English: Modal Verbs
English Grammar. Is this sentence correct?
"I would do what a man can to save you from sorrow."
The sentence is correct.
We know that modal verbs are not followed by "to". However, if the meaning is "in order to", it is correct.
He uses the verb can to talk about possibility. (in order to)
Her sister was doing all she could to pass her exam. (in order to)
Can, could, might, may, must, should, will, would and shall
These are some important Rules:
They are not followed by ‘to’.
Wrong: I must to play.
Correct: I must play.
Do not use two modal verbs together:
Wrong: I will can...
Correct: I will be able to...

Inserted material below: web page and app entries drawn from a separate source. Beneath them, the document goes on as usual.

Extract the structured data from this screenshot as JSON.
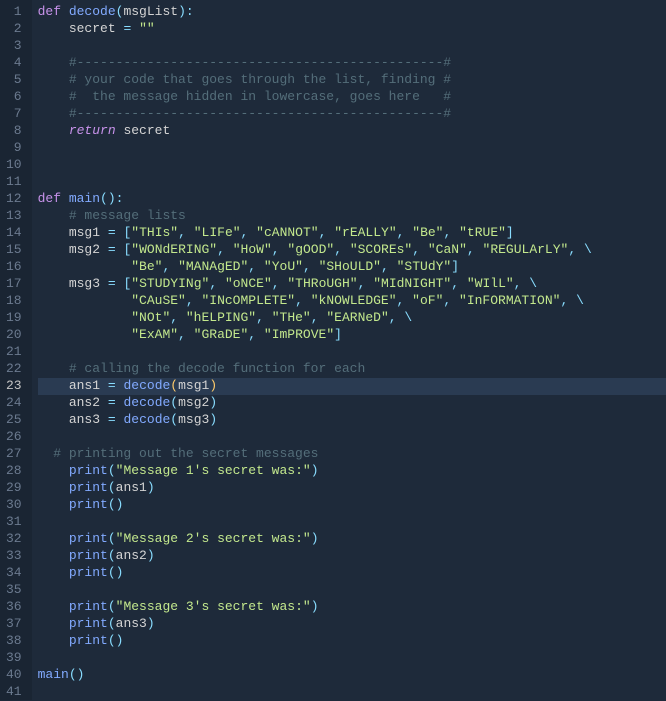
{
  "lines": [
    {
      "n": 1,
      "html": "<span class='kw'>def</span> <span class='fn'>decode</span><span class='pn'>(</span><span class='var'>msgList</span><span class='pn'>):</span>"
    },
    {
      "n": 2,
      "html": "    <span class='var'>secret</span> <span class='pn'>=</span> <span class='str'>\"\"</span>"
    },
    {
      "n": 3,
      "html": ""
    },
    {
      "n": 4,
      "html": "    <span class='cmt'>#-----------------------------------------------#</span>"
    },
    {
      "n": 5,
      "html": "    <span class='cmt'># your code that goes through the list, finding #</span>"
    },
    {
      "n": 6,
      "html": "    <span class='cmt'>#  the message hidden in lowercase, goes here   #</span>"
    },
    {
      "n": 7,
      "html": "    <span class='cmt'>#-----------------------------------------------#</span>"
    },
    {
      "n": 8,
      "html": "    <span class='ret'>return</span> <span class='var'>secret</span>"
    },
    {
      "n": 9,
      "html": ""
    },
    {
      "n": 10,
      "html": ""
    },
    {
      "n": 11,
      "html": ""
    },
    {
      "n": 12,
      "html": "<span class='kw'>def</span> <span class='fn'>main</span><span class='pn'>():</span>"
    },
    {
      "n": 13,
      "html": "    <span class='cmt'># message lists</span>"
    },
    {
      "n": 14,
      "html": "    <span class='var'>msg1</span> <span class='pn'>=</span> <span class='pn'>[</span><span class='str'>\"THIs\"</span><span class='pn'>,</span> <span class='str'>\"LIFe\"</span><span class='pn'>,</span> <span class='str'>\"cANNOT\"</span><span class='pn'>,</span> <span class='str'>\"rEALLY\"</span><span class='pn'>,</span> <span class='str'>\"Be\"</span><span class='pn'>,</span> <span class='str'>\"tRUE\"</span><span class='pn'>]</span>"
    },
    {
      "n": 15,
      "html": "    <span class='var'>msg2</span> <span class='pn'>=</span> <span class='pn'>[</span><span class='str'>\"WONdERING\"</span><span class='pn'>,</span> <span class='str'>\"HoW\"</span><span class='pn'>,</span> <span class='str'>\"gOOD\"</span><span class='pn'>,</span> <span class='str'>\"SCOREs\"</span><span class='pn'>,</span> <span class='str'>\"CaN\"</span><span class='pn'>,</span> <span class='str'>\"REGULArLY\"</span><span class='pn'>,</span> <span class='pn'>\\</span>"
    },
    {
      "n": 16,
      "html": "            <span class='str'>\"Be\"</span><span class='pn'>,</span> <span class='str'>\"MANAgED\"</span><span class='pn'>,</span> <span class='str'>\"YoU\"</span><span class='pn'>,</span> <span class='str'>\"SHoULD\"</span><span class='pn'>,</span> <span class='str'>\"STUdY\"</span><span class='pn'>]</span>"
    },
    {
      "n": 17,
      "html": "    <span class='var'>msg3</span> <span class='pn'>=</span> <span class='pn'>[</span><span class='str'>\"STUDYINg\"</span><span class='pn'>,</span> <span class='str'>\"oNCE\"</span><span class='pn'>,</span> <span class='str'>\"THRoUGH\"</span><span class='pn'>,</span> <span class='str'>\"MIdNIGHT\"</span><span class='pn'>,</span> <span class='str'>\"WIlL\"</span><span class='pn'>,</span> <span class='pn'>\\</span>"
    },
    {
      "n": 18,
      "html": "            <span class='str'>\"CAuSE\"</span><span class='pn'>,</span> <span class='str'>\"INcOMPLETE\"</span><span class='pn'>,</span> <span class='str'>\"kNOWLEDGE\"</span><span class='pn'>,</span> <span class='str'>\"oF\"</span><span class='pn'>,</span> <span class='str'>\"InFORMATION\"</span><span class='pn'>,</span> <span class='pn'>\\</span>"
    },
    {
      "n": 19,
      "html": "            <span class='str'>\"NOt\"</span><span class='pn'>,</span> <span class='str'>\"hELPING\"</span><span class='pn'>,</span> <span class='str'>\"THe\"</span><span class='pn'>,</span> <span class='str'>\"EARNeD\"</span><span class='pn'>,</span> <span class='pn'>\\</span>"
    },
    {
      "n": 20,
      "html": "            <span class='str'>\"ExAM\"</span><span class='pn'>,</span> <span class='str'>\"GRaDE\"</span><span class='pn'>,</span> <span class='str'>\"ImPROVE\"</span><span class='pn'>]</span>"
    },
    {
      "n": 21,
      "html": ""
    },
    {
      "n": 22,
      "html": "    <span class='cmt'># calling the decode function for each</span>"
    },
    {
      "n": 23,
      "html": "    <span class='var'>ans1</span> <span class='pn'>=</span> <span class='fn'>decode</span><span class='paren'>(</span><span class='var'>msg1</span><span class='paren'>)</span>",
      "active": true
    },
    {
      "n": 24,
      "html": "    <span class='var'>ans2</span> <span class='pn'>=</span> <span class='fn'>decode</span><span class='pn'>(</span><span class='var'>msg2</span><span class='pn'>)</span>"
    },
    {
      "n": 25,
      "html": "    <span class='var'>ans3</span> <span class='pn'>=</span> <span class='fn'>decode</span><span class='pn'>(</span><span class='var'>msg3</span><span class='pn'>)</span>"
    },
    {
      "n": 26,
      "html": ""
    },
    {
      "n": 27,
      "html": "  <span class='cmt'># printing out the secret messages</span>"
    },
    {
      "n": 28,
      "html": "    <span class='fn'>print</span><span class='pn'>(</span><span class='str'>\"Message 1's secret was:\"</span><span class='pn'>)</span>"
    },
    {
      "n": 29,
      "html": "    <span class='fn'>print</span><span class='pn'>(</span><span class='var'>ans1</span><span class='pn'>)</span>"
    },
    {
      "n": 30,
      "html": "    <span class='fn'>print</span><span class='pn'>()</span>"
    },
    {
      "n": 31,
      "html": ""
    },
    {
      "n": 32,
      "html": "    <span class='fn'>print</span><span class='pn'>(</span><span class='str'>\"Message 2's secret was:\"</span><span class='pn'>)</span>"
    },
    {
      "n": 33,
      "html": "    <span class='fn'>print</span><span class='pn'>(</span><span class='var'>ans2</span><span class='pn'>)</span>"
    },
    {
      "n": 34,
      "html": "    <span class='fn'>print</span><span class='pn'>()</span>"
    },
    {
      "n": 35,
      "html": ""
    },
    {
      "n": 36,
      "html": "    <span class='fn'>print</span><span class='pn'>(</span><span class='str'>\"Message 3's secret was:\"</span><span class='pn'>)</span>"
    },
    {
      "n": 37,
      "html": "    <span class='fn'>print</span><span class='pn'>(</span><span class='var'>ans3</span><span class='pn'>)</span>"
    },
    {
      "n": 38,
      "html": "    <span class='fn'>print</span><span class='pn'>()</span>"
    },
    {
      "n": 39,
      "html": ""
    },
    {
      "n": 40,
      "html": "<span class='fn'>main</span><span class='pn'>()</span>"
    },
    {
      "n": 41,
      "html": ""
    }
  ],
  "active_line": 23,
  "colors": {
    "bg": "#1e2a3a",
    "gutter_bg": "#1a2533",
    "gutter_fg": "#6b7a8f",
    "keyword": "#c792ea",
    "function": "#82aaff",
    "string": "#c3e88d",
    "comment": "#546e7a",
    "punct": "#89ddff",
    "highlight": "#2a3b52"
  }
}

They do not have "s":
Wrong: He musts...
Correct: He must..
They do not need an additional auxiliary in negatives or questions:
Wrong: do you can....?
Correct: Can you....?
Some of them:
Modal: Meaning --> Example
can: to express ability --> We can speak English.
can: to request permission --> Can I use your pen, please?
may: to express possibility --> I may pass this test.
may: to request permission --> May I speak, please?
must: to express obligation --> I must wear the seat belt.
must: to express strong belief --> She must be really rich.
should: to give advice --> She should start working.
would: to request or offer --> Would you like a glass of wine?
would: in if-sentences --> If I were you, I would go now.
The sentece: "I would do what a man can to save you from sorrow." is from the book "Dracula" by Bram Stoker.